This ravishing and singular musical, written and directed by Conor McPherson, hears America singing — Dylan — during the Great Depression.
Katori Hall’s genial play, built around a cooking contest in Memphis, uses a sitcom structure to explore black masculinity.
Lucas Hnath’s brilliant, boundary-melting play, starring a marvelous Deirdre O’Connell, is a first-person account of the violent kidnapping of his mother.
Lauren Yee’s ambitious, tonally mixed play uses bait-and-switch tactics to approach the dark heart of a genocidal regime.
She may seem self-effacing, but it takes skill and smarts to be Nora and Hillary and, next, Martha in “Who’s Afraid of Virginia Woolf?”
Ivo van Hove’s attention-splintering revival of the immortal 1957 musical features new choreography, a ravishing orchestra and smothering visual effects.
Compelling revivals make “Endgame” (with Alan Cumming and Daniel Radcliffe) and “Far Away” feel more unsettlingly relevant than ever.
This murky and tedious reworking of Friedrich Dürrenmatt’s dark fable of love and lucre is illuminated by Lesley Manville’s dazzling star turn.
In what he says will probably be his last work, a master playwright finds urgent lessons for the present in the past of a Viennese family.
Yaël Farber’s stunning, Dublin-born interpretation of this eternal classic finds the dizzying layers of performance that rule all our lives.
The New Group’s musical adaptation of Paul Mazursky’s 1969 movie, featuring Suzanne Vega, doesn’t smirk but it doesn’t soar, either.
Simon Stone’s contemporary spin on the classic tale of marital vengeance feels more clinical than tragic.
John Bolton’s new memoir is titled “The Room Where It Happened,” nearly the same as a song from Lin-Manuel Miranda’s Broadway hit.
This ingenious, bare-bones adaptation of Susan Hill’s Gothic novel — a long-running hit in London — allows audiences to take charge of their fear.
Racism is a stealth force in Eboni Booth’s astute study of the (mostly) quiet desperation of minimum-wage workers in Vermont.
The Public Theater’s festival has included 12 featured offerings, four cabaret acts and six pieces of developmental work. Here’s what our critics saw.
Ideally cast as a plain-spoken woman made of quiet steel, she acts the way Elizabeth Strout writes in this compelling adaptation of the 2016 novel.
A jazz memoirist, a Palestinian rocketeer and Mexican myths set to music kick off the Public Theater’s annual festival of adventurous work from across the globe.
In this stark, eloquent new play, three women reflect on what remains in the aftermath of an American civil war.

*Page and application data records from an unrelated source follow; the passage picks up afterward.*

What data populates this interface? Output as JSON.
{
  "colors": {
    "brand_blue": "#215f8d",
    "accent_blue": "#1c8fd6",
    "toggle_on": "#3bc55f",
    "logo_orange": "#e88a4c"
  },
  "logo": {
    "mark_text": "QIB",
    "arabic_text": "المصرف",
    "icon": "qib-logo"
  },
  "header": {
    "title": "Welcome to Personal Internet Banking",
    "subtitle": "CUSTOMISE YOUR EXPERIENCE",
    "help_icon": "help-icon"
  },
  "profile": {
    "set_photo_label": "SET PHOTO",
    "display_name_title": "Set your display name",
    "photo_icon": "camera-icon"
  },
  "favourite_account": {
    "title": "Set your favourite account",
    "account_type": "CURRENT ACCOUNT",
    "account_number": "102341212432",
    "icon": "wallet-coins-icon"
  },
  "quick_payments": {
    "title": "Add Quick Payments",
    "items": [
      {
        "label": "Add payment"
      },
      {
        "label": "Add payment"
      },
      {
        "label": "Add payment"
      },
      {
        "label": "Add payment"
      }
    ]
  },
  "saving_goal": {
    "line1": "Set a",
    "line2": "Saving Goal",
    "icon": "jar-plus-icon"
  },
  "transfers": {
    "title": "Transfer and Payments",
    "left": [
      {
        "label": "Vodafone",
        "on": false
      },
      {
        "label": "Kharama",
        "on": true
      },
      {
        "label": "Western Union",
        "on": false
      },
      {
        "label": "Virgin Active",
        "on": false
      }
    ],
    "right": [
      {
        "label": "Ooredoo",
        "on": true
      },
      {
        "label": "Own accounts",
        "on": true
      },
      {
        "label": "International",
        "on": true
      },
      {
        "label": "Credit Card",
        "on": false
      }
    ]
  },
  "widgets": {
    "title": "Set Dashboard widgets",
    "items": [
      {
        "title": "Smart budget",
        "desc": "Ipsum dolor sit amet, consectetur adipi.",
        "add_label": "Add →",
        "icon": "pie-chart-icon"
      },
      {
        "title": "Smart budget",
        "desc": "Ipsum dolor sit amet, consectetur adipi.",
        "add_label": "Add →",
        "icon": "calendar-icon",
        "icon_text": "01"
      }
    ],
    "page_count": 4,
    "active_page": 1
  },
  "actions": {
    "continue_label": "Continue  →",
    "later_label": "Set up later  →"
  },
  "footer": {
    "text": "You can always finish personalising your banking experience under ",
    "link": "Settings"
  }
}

In Martin Crimp’s time-bending version of the Rostand “Cyrano de Bergerac,” directed by Jamie Lloyd, people make love and war through glorious language.
New takes on beloved works by Elena Ferrante, Anton Chekhov and Neil Gaiman testify to the pleasures and perils of adaptation.
An electrifying revival, starring a heartbreaking Wendell Pierce, reimagines Willy Loman as a black man in a white man’s world.
A brassy celebration of optimism and urbanity, “Put on Your Sunday Clothes” from “Hello, Dolly!” can still stir the emotions.
This tuneful adaptation of John Carney’s movie, about the saving grace of pop music in 1980s Dublin, hasn’t quite found its ideal voice.
Stephen Adly Guirgis’s bumpy, vibrant and expansive comic drama about a women’s homeless shelter features a cast of 18 (or 19, counting the goat).
Inua Ellams’s energizing, globe-traveling play considers the barber’s chair as the black man’s confessional.